Excerpts from an interface dataset
-- Opening Marker --
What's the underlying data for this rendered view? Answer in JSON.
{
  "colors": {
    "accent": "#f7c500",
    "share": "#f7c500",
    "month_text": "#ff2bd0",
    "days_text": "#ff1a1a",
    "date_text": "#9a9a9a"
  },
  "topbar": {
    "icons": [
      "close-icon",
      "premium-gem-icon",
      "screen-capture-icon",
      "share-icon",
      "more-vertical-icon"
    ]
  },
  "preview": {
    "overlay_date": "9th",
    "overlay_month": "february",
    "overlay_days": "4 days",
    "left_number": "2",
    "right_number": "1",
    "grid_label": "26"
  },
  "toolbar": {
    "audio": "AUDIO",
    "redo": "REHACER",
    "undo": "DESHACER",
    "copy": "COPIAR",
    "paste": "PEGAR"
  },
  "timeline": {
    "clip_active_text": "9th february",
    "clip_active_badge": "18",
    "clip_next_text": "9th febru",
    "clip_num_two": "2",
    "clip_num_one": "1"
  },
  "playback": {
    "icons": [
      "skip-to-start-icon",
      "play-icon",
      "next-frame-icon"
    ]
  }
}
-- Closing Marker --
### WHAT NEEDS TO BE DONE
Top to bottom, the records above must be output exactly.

### ANSWER TO THIS PROBLEM
What's the underlying data for this rendered view? Answer in JSON.
{
  "colors": {
    "accent": "#f7c500",
    "share": "#f7c500",
    "month_text": "#ff2bd0",
    "days_text": "#ff1a1a",
    "date_text": "#9a9a9a"
  },
  "topbar": {
    "icons": [
      "close-icon",
      "premium-gem-icon",
      "screen-capture-icon",
      "share-icon",
      "more-vertical-icon"
    ]
  },
  "preview": {
    "overlay_date": "9th",
    "overlay_month": "february",
    "overlay_days": "4 days",
    "left_number": "2",
    "right_number": "1",
    "grid_label": "26"
  },
  "toolbar": {
    "audio": "AUDIO",
    "redo": "REHACER",
    "undo": "DESHACER",
    "copy": "COPIAR",
    "paste": "PEGAR"
  },
  "timeline": {
    "clip_active_text": "9th february",
    "clip_active_badge": "18",
    "clip_next_text": "9th febru",
    "clip_num_two": "2",
    "clip_num_one": "1"
  },
  "playback": {
    "icons": [
      "skip-to-start-icon",
      "play-icon",
      "next-frame-icon"
    ]
  }
}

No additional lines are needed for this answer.